» **Exercise data**
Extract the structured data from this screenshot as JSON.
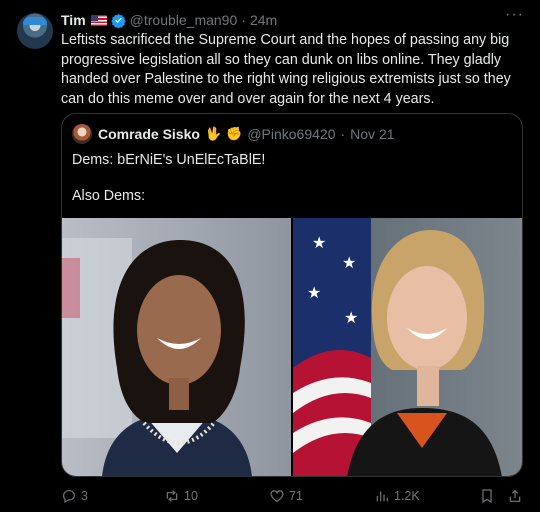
{
  "tweet": {
    "author_name": "Tim",
    "handle": "@trouble_man90",
    "separator": "·",
    "time": "24m",
    "text": "Leftists sacrificed the Supreme Court and the hopes of passing any big progressive legislation all so they can dunk on libs online. They gladly handed over Palestine to the right wing religious extremists just so they can do this meme over and over again for the next 4 years.",
    "more_label": "···"
  },
  "quote": {
    "author_name": "Comrade Sisko",
    "emoji1": "🖖",
    "emoji2": "✊",
    "handle": "@Pinko69420",
    "separator": "·",
    "date": "Nov 21",
    "line1": "Dems: bErNiE's UnElEcTaBlE!",
    "line2": "Also Dems:"
  },
  "actions": {
    "replies": "3",
    "reposts": "10",
    "likes": "71",
    "views": "1.2K"
  },
  "colors": {
    "background": "#000000",
    "text": "#e7e9ea",
    "muted": "#71767b",
    "verified": "#1d9bf0",
    "border": "#2f3336"
  }
}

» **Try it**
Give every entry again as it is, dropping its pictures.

» **Result for this task**
Extract the structured data from this screenshot as JSON.
{
  "tweet": {
    "author_name": "Tim",
    "handle": "@trouble_man90",
    "separator": "·",
    "time": "24m",
    "text": "Leftists sacrificed the Supreme Court and the hopes of passing any big progressive legislation all so they can dunk on libs online. They gladly handed over Palestine to the right wing religious extremists just so they can do this meme over and over again for the next 4 years.",
    "more_label": "···"
  },
  "quote": {
    "author_name": "Comrade Sisko",
    "emoji1": "🖖",
    "emoji2": "✊",
    "handle": "@Pinko69420",
    "separator": "·",
    "date": "Nov 21",
    "line1": "Dems: bErNiE's UnElEcTaBlE!",
    "line2": "Also Dems:"
  },
  "actions": {
    "replies": "3",
    "reposts": "10",
    "likes": "71",
    "views": "1.2K"
  },
  "colors": {
    "background": "#000000",
    "text": "#e7e9ea",
    "muted": "#71767b",
    "verified": "#1d9bf0",
    "border": "#2f3336"
  }
}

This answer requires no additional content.